• _Exercise aim_
Count the lines of the data that have the word "Current", then report the number without anything else.

• _Records for the task_
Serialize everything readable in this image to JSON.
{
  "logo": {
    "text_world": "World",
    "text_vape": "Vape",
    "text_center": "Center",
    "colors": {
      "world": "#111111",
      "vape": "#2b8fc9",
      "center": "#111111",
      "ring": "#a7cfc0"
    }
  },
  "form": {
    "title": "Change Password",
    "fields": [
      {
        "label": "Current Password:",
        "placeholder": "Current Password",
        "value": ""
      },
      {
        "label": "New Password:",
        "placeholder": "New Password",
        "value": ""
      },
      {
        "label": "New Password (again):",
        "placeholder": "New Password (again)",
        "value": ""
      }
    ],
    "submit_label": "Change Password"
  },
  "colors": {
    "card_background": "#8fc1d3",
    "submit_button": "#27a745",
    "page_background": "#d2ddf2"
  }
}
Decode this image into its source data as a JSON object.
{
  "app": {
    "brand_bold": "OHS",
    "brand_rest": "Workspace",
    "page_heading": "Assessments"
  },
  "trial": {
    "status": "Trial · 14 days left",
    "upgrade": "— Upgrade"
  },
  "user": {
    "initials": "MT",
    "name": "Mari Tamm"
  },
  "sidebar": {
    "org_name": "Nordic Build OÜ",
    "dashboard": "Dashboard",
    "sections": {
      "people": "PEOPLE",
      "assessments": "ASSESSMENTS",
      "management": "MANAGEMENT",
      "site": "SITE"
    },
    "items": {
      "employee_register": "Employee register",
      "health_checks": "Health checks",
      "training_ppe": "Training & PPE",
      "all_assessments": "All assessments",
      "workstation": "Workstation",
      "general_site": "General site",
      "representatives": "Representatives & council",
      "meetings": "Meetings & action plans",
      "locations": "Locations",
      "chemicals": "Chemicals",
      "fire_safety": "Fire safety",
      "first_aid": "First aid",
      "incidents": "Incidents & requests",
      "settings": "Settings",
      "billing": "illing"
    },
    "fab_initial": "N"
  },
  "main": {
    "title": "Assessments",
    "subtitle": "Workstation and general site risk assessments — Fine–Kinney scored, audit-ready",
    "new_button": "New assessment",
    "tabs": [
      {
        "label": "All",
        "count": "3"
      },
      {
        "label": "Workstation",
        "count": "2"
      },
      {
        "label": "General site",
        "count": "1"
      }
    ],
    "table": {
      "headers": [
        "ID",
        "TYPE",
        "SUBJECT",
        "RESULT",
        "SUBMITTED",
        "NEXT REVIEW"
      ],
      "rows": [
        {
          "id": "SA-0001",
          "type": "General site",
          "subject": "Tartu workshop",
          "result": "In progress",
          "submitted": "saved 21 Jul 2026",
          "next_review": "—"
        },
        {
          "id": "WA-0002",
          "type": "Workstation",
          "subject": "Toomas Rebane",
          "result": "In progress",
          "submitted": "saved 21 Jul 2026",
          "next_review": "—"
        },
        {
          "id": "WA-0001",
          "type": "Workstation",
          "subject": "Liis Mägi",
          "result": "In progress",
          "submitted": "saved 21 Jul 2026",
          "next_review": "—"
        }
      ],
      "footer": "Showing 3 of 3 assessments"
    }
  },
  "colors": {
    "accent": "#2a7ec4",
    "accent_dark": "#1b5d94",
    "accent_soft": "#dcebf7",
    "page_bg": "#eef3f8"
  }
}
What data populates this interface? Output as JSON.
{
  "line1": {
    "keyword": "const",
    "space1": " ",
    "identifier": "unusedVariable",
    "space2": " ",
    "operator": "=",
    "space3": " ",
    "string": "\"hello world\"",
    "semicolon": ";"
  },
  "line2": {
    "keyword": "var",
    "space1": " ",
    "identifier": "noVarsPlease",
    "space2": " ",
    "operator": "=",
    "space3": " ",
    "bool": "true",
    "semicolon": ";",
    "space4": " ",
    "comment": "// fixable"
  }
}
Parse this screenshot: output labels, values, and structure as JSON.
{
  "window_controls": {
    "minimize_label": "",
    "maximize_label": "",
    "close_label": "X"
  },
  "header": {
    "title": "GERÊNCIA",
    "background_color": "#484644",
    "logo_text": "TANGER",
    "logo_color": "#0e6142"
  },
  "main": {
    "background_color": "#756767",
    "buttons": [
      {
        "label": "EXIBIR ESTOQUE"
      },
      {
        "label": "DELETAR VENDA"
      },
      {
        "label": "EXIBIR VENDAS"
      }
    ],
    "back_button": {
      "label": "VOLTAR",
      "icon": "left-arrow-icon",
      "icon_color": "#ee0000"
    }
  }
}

• _Your solution_
2